Records from a dataset:
****

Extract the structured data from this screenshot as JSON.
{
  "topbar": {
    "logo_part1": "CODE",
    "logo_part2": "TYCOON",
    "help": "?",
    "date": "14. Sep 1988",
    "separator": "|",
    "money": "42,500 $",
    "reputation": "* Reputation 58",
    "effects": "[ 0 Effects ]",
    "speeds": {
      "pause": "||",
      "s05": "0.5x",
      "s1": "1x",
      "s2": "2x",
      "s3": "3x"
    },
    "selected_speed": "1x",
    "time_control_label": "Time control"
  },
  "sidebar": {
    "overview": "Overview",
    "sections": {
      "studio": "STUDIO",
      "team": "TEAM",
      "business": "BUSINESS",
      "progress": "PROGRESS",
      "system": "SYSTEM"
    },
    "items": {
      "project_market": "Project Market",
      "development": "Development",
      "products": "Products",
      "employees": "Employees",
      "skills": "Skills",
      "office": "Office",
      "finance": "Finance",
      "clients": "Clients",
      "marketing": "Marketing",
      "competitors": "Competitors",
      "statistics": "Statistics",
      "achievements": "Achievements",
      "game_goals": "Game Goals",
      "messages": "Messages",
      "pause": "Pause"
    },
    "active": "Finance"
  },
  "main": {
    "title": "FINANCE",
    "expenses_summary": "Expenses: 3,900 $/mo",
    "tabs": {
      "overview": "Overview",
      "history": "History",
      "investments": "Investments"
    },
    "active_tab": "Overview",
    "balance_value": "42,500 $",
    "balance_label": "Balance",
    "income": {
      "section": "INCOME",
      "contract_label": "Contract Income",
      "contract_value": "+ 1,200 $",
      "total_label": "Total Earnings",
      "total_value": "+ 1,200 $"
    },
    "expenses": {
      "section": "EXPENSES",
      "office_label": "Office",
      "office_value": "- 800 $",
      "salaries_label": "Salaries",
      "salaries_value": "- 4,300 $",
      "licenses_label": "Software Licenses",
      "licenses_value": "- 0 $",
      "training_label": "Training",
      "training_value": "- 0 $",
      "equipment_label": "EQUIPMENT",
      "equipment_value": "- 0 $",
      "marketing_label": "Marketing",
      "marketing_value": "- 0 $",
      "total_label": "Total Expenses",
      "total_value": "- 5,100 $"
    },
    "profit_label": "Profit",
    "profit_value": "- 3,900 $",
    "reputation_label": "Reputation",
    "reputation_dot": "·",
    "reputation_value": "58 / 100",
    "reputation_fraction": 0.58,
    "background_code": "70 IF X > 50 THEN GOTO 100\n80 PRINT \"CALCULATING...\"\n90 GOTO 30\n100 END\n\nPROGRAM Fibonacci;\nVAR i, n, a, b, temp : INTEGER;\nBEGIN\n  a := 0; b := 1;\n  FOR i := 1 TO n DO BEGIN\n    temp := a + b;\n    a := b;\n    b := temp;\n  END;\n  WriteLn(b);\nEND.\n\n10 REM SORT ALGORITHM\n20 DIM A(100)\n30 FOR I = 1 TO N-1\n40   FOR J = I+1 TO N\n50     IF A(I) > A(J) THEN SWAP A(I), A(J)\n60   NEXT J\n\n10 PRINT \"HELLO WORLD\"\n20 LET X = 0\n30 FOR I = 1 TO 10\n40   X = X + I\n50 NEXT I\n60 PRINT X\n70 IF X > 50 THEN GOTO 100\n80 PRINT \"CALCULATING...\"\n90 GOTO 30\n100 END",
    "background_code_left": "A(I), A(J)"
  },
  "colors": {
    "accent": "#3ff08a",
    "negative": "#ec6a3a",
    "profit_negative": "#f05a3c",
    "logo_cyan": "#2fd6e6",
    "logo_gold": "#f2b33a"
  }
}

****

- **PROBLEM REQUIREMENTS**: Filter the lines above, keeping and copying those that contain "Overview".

- **TASK SOLUTION**:
    "overview": "Overview",
      "overview": "Overview",
    "active_tab": "Overview",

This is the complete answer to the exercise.